Notice that the description makes no mention of how someone on foot or on bicycle is expected to navigate around this new monstrosity. As part of the environmental review process, the project considered three alternatives:

1. Managed lanes

2. Transportation System Management (TSM) and Transportation Demand Management (TDM) Alternatives, or another way to say, “accommodating drivers and driving”.

3. No build alternative, which was immediately dismissed because “it would be inconsistent with the purpose and need of this project”

And what is the purpose of this project?

The overall purpose of this project is to provide a backbone of multi-modal transportation facilities for the I-805 North project area while providing safe and efficient regional movement of people and goods through design year 2030.

Or to put it another way, “multi-modal” meaning  absolutely the opposite of that.

SANDAG unveiled a video seven months ago to offer an explanation of sorts on what the I-805 North Project was about, as explained by Gustavo Dallarda, Caltrans I-805/I-15/SR78 Corridor Director:

In short, Dallarda doesn’t understand the fundamentals of how to ease congestion. SANDAG who is funding the project simply assumes that the only way to solve San Diego’s traffic congestion woes is to widen roads and build additional lanes instead of providing sustainable or environmentally proven and sound transportation options. Despite Dallarda’s half nod to the project facilitating other modes of transportation besides the automobile – such as the Bus Rapid Transit that is scheduled to be built well after the automobiles have been accommodated – the project falls far short of any of the ideals described in the SANDAG RTP. And with the addition of even wider ramps that someone on a bicycle will have to navigate past speeding vehicles, what we’re looking at is the creation of a San Diego neighborhood that is going to be extremely unpleasant to be in.

In other words, SANDAG is funding a project that is contrary to the trends in this country.

What would it take for SANDAG to learn that roads cause congestion, and that the building of more roads is only going to exacerbate the problem?

Mira Mesa Boulevard today with the I-805 North Project construction
Mira Mesa Boulevard today with the I-805 North Project construction. Image: Elaine Litchfield

The I-805 North Project doesn’t go into the detail of how unbelievably unfriendly the project currently is to experience on a human level, and how much worse it is going to be.

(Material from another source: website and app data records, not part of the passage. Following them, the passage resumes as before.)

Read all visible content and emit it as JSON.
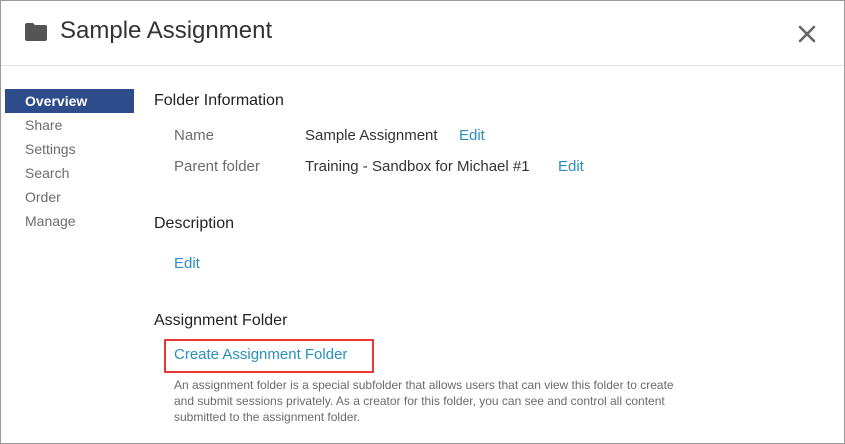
{
  "header": {
    "title": "Sample Assignment",
    "icon": "folder-icon",
    "close_icon": "close-icon"
  },
  "sidebar": {
    "items": [
      {
        "label": "Overview",
        "active": true
      },
      {
        "label": "Share",
        "active": false
      },
      {
        "label": "Settings",
        "active": false
      },
      {
        "label": "Search",
        "active": false
      },
      {
        "label": "Order",
        "active": false
      },
      {
        "label": "Manage",
        "active": false
      }
    ]
  },
  "folder_info": {
    "title": "Folder Information",
    "name_label": "Name",
    "name_value": "Sample Assignment",
    "name_edit": "Edit",
    "parent_label": "Parent folder",
    "parent_value": "Training - Sandbox for Michael #1",
    "parent_edit": "Edit"
  },
  "description": {
    "title": "Description",
    "edit": "Edit"
  },
  "assignment_folder": {
    "title": "Assignment Folder",
    "create_label": "Create Assignment Folder",
    "help_text": "An assignment folder is a special subfolder that allows users that can view this folder to create and submit sessions privately. As a creator for this folder, you can see and control all content submitted to the assignment folder."
  },
  "colors": {
    "accent": "#2e4b8c",
    "link": "#2a8fc1",
    "highlight": "#e53935"
  }
}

The construction of the project has been going on for a little over a year now and the construction has made the situation in Mira Mesa awful, as narrated by Elaine Litchfield in the videos below:

The I-805 North Project lists among its features all the widening that is going to take place.

805 Project details
805 Project details

Litchfield and her husband live in Mira Mesa because she likes the neighborhood and her husband is able to take a BRT to his downtown job from a bus stop in front of their home. Her job is close enough that she can bike or walk to it – if it wasn’t so terrifying.

When SANDAG began the visioning process for the RTP, the narrator explained that, “for the first time our planning efforts must focus on how to reduce greenhouse gas emissions.”

Did SANDAG and the project’s lead agency, Caltrans, really evaluate all options prior to deciding to go through with this project? How is expanding the road capacity for a 11 mile stretch to the tune of $587 million  going to alleviate traffic congestion along the entire corridor? How is building this project going to make the community a place that residents will want to live in? Who is going to pay for the maintenance of this project and how will those funds be raised? And most importantly, how is this project sustainable or even vaguely environmentally friendly?

To provide perspective on how better these funds could have been spent, the city of Denver unveiled a 12.1 mile light rail line last April that was built using sales tax revenue and cost $707 million dollars.

Wouldn’t a light rail be a better way to spend that $587 million to alleviate traffic congestion in San Diego?